We clinked beer cans together from the high point and watched a dust storm roll in towards us. Someone had carved “Endallah Culture” in the rock we sat on, and John had brought a container of popcorn for us to eat. The weather, despite the impending dust, was cool and pleasant. But there’d be a lot more walking tomorrow, and Doctor Immanuel had pointed out that dust-caused upper respiratory infections was the 3rd most common disease he had to deal with, so we departed soon after.
John gushed over Christine’s new kitenga, which she wore around herself as a skirt. “When I see this on you, I think you are a real African! I want to make something for you both, free of charge – a dress for Christine, and a shirt for Zach, in the African style. If you wish, we can stop by Mahu’s store and you can buy fabric, then I will measure you and make the clothes tonight, ready for our hike tomorrow.” We agreed that this was even better than a Tanzanian soccer jersey and bought the fabric from Mahu’s daughter Lillian, a cute, shy 13 year old running her father’s shop under the light of a single bare LED. It was tough to see the colorful patterns in the evening darkness and a single LED, but we managed, and selected a fabric roll with enough material to make a matching dress and shirt. John pulled his trusty measuring tape from his pocket, swiftly took our dimensions, and we parted ways until the morning.
…and that next morning, there was John, wearing his beaming smile and with a newspaper roll under his arm, waving to us from Mahu’s courtyard after our breakfast. “I found this on my worktable this morning,” he said shyly. “I don’t know what it is, maybe you two should have a look.” We took the roll into our room and tore off the paper…there they were, as promised, two comfortable, loose-fitting (in the African style) pairs of matching clothing.
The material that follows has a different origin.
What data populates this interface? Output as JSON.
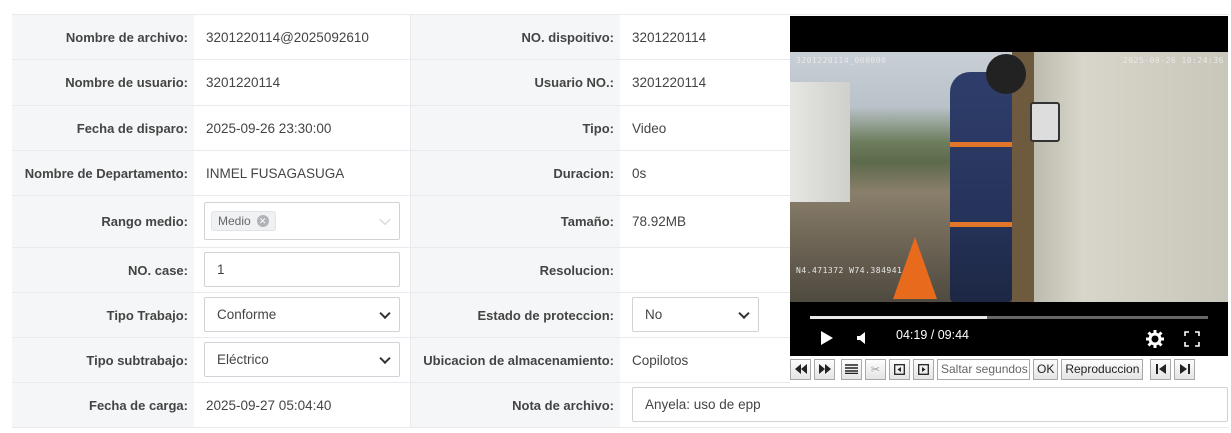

We changed into them right away and thanked him profusely as he blushed.
The three of us had one more event scheduled together, a tour of a local banana plantation whose owner had declared it free for walking in for all tourists. John pointed out the common banana types – red Uganda bananas, green bananas, and grey-white “ash” bananas, used to brew local beer with. We saw avocado trees, which surprised us since we always thought they grew on bushes. And John took us on a long walk through wadi-like tree covered valley, strewn with volcanic rock, basalt, and caves. It was quite the hike, but John couldn’t talk nearly as much as he was busy trying to find the right route to take through the boulders and pools of standing water. After we climbed out, Paul and the truck were waiting for us, and we bid John a fond farewell, exchanging email addresses and physical addresses so we could mail him some pictures for the children and young men in the village, and email him the rest of the pictures and videos from our time together.
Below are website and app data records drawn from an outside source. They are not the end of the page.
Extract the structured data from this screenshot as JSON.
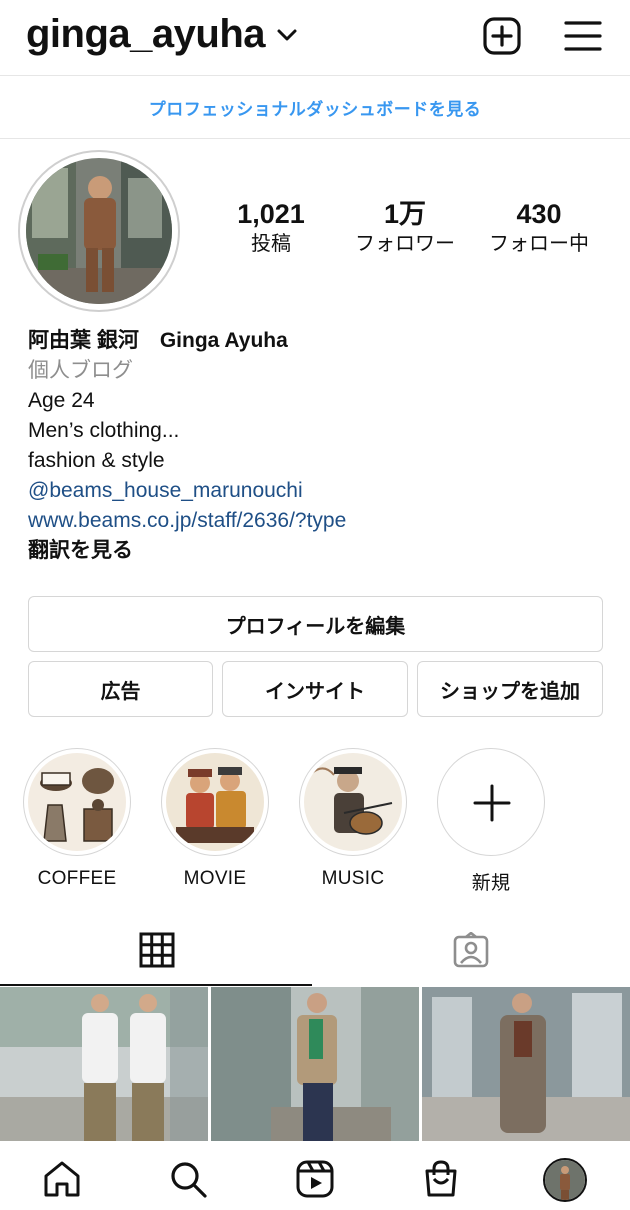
{
  "header": {
    "username": "ginga_ayuha"
  },
  "dashboard": {
    "label": "プロフェッショナルダッシュボードを見る",
    "color": "#3897f0"
  },
  "stats": [
    {
      "value": "1,021",
      "label": "投稿"
    },
    {
      "value": "1万",
      "label": "フォロワー"
    },
    {
      "value": "430",
      "label": "フォロー中"
    }
  ],
  "bio": {
    "name": "阿由葉 銀河　Ginga Ayuha",
    "category": "個人ブログ",
    "lines": [
      "Age 24",
      "Men’s clothing...",
      "fashion & style"
    ],
    "mention": "@beams_house_marunouchi",
    "url": "www.beams.co.jp/staff/2636/?type",
    "translate": "翻訳を見る"
  },
  "buttons": {
    "edit_profile": "プロフィールを編集",
    "ads": "広告",
    "insights": "インサイト",
    "add_shop": "ショップを追加"
  },
  "highlights": [
    {
      "label": "COFFEE"
    },
    {
      "label": "MOVIE"
    },
    {
      "label": "MUSIC"
    },
    {
      "label": "新規"
    }
  ],
  "tabs": {
    "grid_icon": "grid-icon",
    "tagged_icon": "tagged-person-icon"
  },
  "posts_count_visible": 3,
  "bottom_nav": [
    "home-icon",
    "search-icon",
    "reels-icon",
    "shop-icon",
    "profile-avatar"
  ]
}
We hugged him, and the truck pulled away. The last we saw of him and his pale green matching shirt and trousers (which he’d made himself, of course) was him whistling, hands in his pockets, as he walked the dusty two mile road back to his beloved Endallah village.